- Here are all articles tagged Django
I recently updated all the components for my blog. Going to Django 1.5 caused an issue that I had never seen before so I wanted to share the quick way to fix:
SuspiciousOperation: Invalid HTTP_HOST header
If you see that error it is because your ALLOWED_HOSTS setting variable isn't set and you have debug set to False. For a site running on Heroku your ALLOWED_HOSTS should look something this:
ALLOWED_HOSTS = ["maxburstein.herokuapp.com", ".maxburstein.com"]
Having a . before my domain name will allow for …
Posted on June 1st, 2013 | Tags: Django
If you head over to the comment section you'll notice that my comments section now supports Markdown. I also upgraded to Django 1.5 which deprecates the markup module. If you grab the Markdown module you can pretty much add support back for markdown in one line of code.
import markdown form.content = markdown.markdown(form.content, safe_mode='escape') form.save()
If you prefer to use a template filter rather than saving the markdown text you could do something like this:
from django import template import markdown register …
Early on when developing this blog my goal was to allow for a commenting system that didn't require login of my site or any other third party site to post. This has made me a huge target for spammers. In fact when my site first launched I didn't use recaptcha so I was getting thousands of comments per day and I didn't really have all that much content. However, a majority of these posts never saw the light of day thanks to Project …
Posted on April 13th, 2013 | Tags: Django
While working on an application I ran in to an issue reading data from a request so I figured I'd share.
I'd say about 99% of the time when you're reading data from a Django request you're either using request.GET or request.POST. I ran into an issue where an app was sending JSON data through an AJAX request via POST. However, Django's request.POST wasn't picking it up which had me kind of confused. My next step was just to print out the request …

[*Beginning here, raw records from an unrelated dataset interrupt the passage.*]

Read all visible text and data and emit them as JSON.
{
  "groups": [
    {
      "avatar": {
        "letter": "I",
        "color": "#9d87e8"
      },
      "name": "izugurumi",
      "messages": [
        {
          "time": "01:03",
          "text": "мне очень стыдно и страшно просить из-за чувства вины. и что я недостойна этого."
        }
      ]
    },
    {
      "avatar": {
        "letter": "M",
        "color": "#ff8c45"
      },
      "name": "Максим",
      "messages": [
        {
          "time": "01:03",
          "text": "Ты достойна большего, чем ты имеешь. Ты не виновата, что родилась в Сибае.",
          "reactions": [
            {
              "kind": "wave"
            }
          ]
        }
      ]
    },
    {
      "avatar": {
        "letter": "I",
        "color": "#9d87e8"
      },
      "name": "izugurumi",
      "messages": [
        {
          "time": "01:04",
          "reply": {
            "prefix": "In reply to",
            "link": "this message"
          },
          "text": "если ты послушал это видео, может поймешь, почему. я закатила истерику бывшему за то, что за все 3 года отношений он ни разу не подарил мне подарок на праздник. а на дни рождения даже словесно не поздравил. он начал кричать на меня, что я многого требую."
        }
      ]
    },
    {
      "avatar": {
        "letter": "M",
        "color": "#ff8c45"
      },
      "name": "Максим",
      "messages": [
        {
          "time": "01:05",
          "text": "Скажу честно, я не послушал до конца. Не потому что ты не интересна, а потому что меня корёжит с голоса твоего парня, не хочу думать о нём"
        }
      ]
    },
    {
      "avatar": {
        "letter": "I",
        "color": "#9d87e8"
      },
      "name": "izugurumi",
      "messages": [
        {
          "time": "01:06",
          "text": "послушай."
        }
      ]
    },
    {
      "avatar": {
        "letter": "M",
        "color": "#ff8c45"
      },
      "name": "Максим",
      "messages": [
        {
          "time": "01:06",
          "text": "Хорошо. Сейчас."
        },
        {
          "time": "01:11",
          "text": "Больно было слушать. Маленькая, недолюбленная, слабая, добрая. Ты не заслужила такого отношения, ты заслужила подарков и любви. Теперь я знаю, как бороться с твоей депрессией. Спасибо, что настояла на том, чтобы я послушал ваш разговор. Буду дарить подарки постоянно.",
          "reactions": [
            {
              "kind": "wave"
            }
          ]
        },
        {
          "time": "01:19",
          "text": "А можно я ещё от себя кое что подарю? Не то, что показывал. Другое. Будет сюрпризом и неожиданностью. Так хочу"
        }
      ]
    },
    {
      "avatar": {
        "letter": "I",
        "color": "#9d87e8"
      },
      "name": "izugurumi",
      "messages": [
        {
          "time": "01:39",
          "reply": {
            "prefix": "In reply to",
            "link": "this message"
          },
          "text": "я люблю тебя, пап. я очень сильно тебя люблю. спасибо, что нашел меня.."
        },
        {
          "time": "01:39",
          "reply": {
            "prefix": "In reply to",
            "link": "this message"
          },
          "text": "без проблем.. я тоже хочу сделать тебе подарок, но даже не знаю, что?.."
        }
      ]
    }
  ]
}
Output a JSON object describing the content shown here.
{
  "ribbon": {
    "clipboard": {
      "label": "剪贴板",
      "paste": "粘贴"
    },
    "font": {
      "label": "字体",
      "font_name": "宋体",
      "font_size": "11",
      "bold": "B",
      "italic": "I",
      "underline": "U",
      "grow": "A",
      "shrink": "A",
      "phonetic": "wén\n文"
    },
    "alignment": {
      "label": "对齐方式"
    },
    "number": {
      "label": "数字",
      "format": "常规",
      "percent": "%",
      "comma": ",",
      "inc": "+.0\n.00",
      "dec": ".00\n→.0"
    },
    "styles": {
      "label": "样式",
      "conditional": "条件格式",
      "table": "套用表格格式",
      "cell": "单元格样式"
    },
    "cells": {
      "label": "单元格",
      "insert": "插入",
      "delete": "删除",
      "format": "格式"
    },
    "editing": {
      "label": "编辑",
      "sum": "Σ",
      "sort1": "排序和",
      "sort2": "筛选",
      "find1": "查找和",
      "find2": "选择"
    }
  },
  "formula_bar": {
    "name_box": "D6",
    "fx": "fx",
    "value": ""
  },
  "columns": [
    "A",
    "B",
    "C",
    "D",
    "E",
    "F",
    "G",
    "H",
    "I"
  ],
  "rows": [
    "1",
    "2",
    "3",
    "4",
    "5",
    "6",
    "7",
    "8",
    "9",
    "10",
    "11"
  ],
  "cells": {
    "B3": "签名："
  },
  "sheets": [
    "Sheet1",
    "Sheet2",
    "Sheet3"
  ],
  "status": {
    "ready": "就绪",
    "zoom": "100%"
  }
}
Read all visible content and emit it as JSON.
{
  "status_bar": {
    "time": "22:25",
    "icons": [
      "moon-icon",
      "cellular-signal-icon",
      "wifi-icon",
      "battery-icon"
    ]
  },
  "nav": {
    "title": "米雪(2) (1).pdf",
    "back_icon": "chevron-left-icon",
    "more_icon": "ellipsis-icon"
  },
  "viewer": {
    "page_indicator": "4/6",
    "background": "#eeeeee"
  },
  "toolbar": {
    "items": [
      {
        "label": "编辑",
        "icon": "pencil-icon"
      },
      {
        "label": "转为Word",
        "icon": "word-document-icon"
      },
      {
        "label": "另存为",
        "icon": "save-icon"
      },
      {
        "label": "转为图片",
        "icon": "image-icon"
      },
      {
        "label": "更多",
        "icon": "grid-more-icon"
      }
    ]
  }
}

Posted on March 30th, 2013 | Tags: Django
Many websites find it useful to have a search box on their site to enable their users to find content easier. I just wanted to share a simple way that I was able to do it using the Django ORM.
The first step will be to get the user's query then split it into an array for each word.
query = " Django search " #Search query entered by user query = query.split() #Remove excess spaces and split the query into array items …